> Record extracts
= = =

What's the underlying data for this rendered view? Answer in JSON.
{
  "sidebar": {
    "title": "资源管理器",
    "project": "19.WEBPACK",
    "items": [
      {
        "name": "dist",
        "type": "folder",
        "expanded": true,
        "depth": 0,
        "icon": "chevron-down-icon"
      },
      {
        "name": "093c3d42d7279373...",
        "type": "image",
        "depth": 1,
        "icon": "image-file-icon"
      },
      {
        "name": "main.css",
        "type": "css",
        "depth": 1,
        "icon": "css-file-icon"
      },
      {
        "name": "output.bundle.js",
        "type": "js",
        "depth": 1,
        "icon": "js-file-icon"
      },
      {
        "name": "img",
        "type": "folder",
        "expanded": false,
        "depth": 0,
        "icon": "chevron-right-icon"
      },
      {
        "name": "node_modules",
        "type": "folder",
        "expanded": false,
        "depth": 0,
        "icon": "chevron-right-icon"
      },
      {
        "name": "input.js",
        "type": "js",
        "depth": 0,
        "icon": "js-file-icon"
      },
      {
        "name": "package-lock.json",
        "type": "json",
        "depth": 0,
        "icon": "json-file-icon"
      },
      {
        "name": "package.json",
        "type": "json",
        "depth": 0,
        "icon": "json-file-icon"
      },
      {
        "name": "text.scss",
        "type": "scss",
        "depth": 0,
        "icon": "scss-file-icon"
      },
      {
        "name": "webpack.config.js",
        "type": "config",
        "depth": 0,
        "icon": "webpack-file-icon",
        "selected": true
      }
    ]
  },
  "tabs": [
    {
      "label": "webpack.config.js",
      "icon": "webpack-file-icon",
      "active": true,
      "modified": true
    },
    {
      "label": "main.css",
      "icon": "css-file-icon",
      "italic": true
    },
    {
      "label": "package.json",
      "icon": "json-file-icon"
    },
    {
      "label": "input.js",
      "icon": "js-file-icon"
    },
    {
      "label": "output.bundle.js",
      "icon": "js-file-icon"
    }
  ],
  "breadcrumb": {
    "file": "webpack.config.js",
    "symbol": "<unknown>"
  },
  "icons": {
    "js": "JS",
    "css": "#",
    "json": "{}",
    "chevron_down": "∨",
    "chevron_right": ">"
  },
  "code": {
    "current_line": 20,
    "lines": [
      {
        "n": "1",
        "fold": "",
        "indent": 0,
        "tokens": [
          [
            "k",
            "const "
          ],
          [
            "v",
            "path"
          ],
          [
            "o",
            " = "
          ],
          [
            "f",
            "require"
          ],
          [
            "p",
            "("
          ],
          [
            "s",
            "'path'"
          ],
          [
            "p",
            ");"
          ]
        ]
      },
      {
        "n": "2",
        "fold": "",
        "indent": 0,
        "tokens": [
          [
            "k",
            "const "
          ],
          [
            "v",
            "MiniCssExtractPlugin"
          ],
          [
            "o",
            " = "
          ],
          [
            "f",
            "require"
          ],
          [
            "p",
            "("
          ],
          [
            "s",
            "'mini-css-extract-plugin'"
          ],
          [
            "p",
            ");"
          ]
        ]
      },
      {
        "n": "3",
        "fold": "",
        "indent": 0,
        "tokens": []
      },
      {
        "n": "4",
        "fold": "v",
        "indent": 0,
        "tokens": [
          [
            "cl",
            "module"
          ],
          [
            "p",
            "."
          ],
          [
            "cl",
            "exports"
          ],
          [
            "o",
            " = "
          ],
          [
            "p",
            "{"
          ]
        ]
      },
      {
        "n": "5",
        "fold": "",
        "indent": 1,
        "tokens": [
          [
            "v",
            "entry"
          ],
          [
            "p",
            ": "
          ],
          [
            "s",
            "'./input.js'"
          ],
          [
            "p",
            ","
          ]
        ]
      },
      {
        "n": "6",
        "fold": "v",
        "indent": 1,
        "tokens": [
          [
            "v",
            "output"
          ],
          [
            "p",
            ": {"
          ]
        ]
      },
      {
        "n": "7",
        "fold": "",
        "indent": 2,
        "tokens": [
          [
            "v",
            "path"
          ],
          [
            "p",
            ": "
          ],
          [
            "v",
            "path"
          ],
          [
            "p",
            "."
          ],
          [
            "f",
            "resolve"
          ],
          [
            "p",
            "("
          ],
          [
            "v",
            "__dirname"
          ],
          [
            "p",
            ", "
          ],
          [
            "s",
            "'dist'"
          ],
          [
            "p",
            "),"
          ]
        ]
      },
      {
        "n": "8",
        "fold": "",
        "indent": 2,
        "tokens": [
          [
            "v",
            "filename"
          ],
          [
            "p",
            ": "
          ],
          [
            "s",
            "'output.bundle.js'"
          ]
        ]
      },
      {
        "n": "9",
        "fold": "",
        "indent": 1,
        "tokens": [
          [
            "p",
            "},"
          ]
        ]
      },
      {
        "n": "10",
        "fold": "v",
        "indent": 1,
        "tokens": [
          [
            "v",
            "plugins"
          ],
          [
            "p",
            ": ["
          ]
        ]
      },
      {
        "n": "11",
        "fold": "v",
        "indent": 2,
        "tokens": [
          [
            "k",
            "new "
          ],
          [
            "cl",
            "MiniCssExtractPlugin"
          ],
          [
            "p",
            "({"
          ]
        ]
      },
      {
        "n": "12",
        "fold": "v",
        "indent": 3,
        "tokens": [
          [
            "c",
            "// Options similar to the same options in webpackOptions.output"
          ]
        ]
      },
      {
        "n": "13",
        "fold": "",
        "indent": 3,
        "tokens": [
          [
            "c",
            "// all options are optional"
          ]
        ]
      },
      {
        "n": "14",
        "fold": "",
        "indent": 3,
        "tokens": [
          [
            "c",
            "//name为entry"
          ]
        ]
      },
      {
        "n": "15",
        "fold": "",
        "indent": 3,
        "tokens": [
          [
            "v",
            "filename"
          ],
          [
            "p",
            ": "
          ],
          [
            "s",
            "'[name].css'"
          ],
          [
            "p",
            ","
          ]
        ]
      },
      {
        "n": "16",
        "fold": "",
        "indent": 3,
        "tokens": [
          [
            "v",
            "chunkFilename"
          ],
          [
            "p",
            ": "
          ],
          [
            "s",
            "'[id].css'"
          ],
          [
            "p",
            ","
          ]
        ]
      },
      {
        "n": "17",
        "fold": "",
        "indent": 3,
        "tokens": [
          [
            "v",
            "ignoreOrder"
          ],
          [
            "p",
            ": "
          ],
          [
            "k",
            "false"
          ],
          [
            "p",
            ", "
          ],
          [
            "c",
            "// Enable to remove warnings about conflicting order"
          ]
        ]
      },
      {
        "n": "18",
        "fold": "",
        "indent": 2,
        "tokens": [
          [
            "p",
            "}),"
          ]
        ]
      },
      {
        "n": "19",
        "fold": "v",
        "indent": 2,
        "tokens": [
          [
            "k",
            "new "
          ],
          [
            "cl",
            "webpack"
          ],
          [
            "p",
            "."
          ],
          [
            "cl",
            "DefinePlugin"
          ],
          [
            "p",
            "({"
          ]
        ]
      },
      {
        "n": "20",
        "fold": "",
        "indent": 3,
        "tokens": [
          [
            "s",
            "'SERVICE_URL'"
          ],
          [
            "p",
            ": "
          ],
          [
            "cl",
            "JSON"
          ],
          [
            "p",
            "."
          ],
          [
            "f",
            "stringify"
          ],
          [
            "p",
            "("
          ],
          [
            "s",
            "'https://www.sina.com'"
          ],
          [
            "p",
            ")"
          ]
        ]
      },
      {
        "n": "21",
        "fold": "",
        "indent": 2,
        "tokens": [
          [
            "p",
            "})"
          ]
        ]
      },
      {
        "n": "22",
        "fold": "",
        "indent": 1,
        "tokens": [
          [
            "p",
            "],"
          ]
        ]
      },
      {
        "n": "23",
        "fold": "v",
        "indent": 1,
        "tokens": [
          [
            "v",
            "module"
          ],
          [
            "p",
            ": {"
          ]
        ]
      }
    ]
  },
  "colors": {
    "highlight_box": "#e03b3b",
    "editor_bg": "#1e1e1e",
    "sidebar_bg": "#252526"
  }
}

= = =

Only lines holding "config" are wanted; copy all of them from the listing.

        "name": "webpack.config.js",
        "type": "config",
      "label": "webpack.config.js",
    "file": "webpack.config.js",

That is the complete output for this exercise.